I now make my disclaimer. Biting nails is not a bad thing. It hurts no one, and may greatly alleviate stress etc. It is good for cellists, violinists and many other musicians who must keep their fingertips free of the stain of excess--what is that stuff that’s in jello--collagen? They are saved from that clicky sound nails make on the instrument and nothing distracts from the purity of notes unhindered by vanity.

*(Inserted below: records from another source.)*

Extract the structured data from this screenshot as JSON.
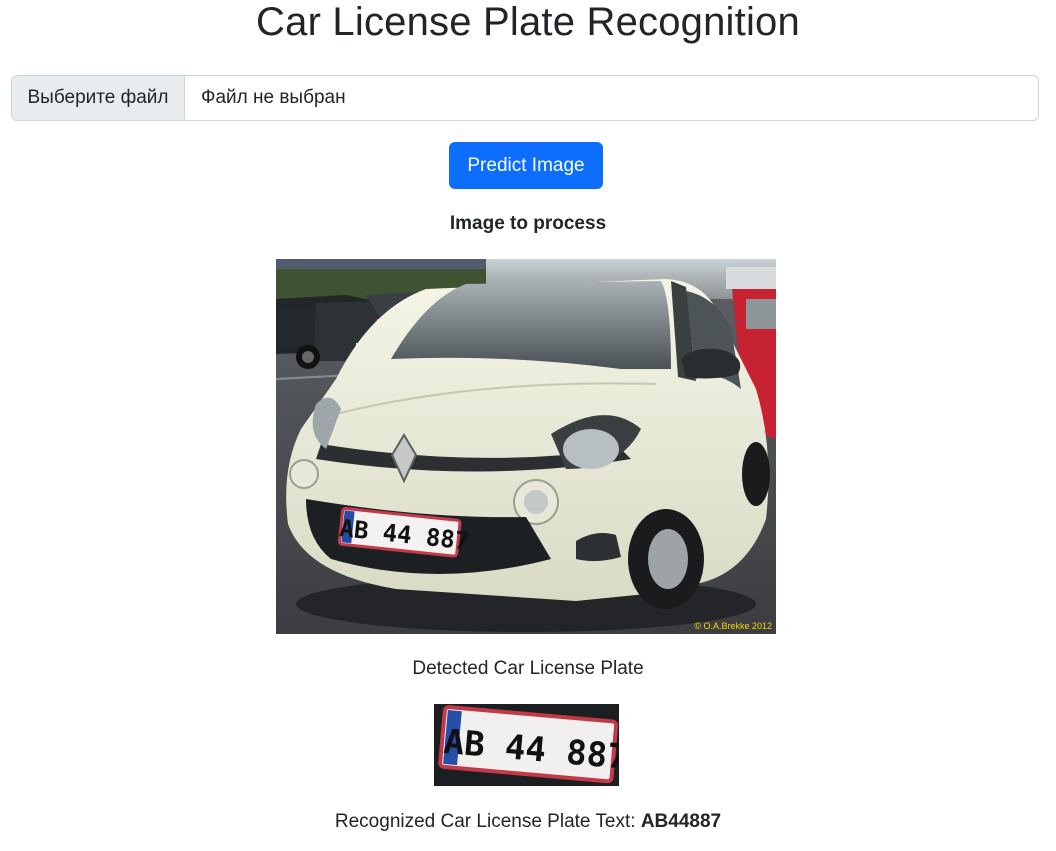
{
  "page": {
    "title": "Car License Plate Recognition"
  },
  "upload": {
    "choose_label": "Выберите файл",
    "file_status": "Файл не выбран"
  },
  "actions": {
    "predict_label": "Predict Image"
  },
  "input_section": {
    "heading": "Image to process",
    "photo_plate_text": "AB 44 887",
    "photo_credit": "© O.A.Brekke 2012"
  },
  "detection_section": {
    "heading": "Detected Car License Plate",
    "crop_plate_text": "AB 44 887"
  },
  "result": {
    "label": "Recognized Car License Plate Text:",
    "value": "AB44887"
  },
  "colors": {
    "primary": "#0d6efd",
    "text": "#212529",
    "border": "#ced4da",
    "input_button_bg": "#e9ecef",
    "car_body": "#ecedd9"
  },
  "icons": {
    "plate_country": "DK"
  }
}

With that stated, know that I do not judge you biters and find you superior in you ability to avoid social pressure. Pressure that at forty I felt impossible to ignore. I live in a neighborhood that I have come to call the land of the unearthly beautiful, and I have come to believe that it is time to concede one point. I say it to myself quietly, so as not to disturb my sense of superiority at being above all this—I want to have pretty hands. I want to put my arm around my husband, child, or just rest it on the bench at church and NOT curl up the tips to hide the nail. I don’t have to have a manicure, polish or acrylic tips, I just want them socially acceptable. So, at forty I pulled out an old bottle of the putrescent stuff that is painted on nails daily to make them so disagreeable to taste buds that I will actually notice that fingers are in my mouth. It was all the reminder I needed.

I know it sounds weird but that was what bothered me the most on my fortieth birthday, even though I also happened to be many pounds overweight, an unfinished book in my desk, a house that was slowly being inundated by cobwebs, dust and dirty clothes. There you have it. Here began my year without.

To be continued. . .

1 comment:

  1. Seriously, to quit biting nails after a lifetime habit? That takes giant cajones. You know how many times I've tried to quit caffeine? Hold on, I've got to take a swig...

    ReplyDelete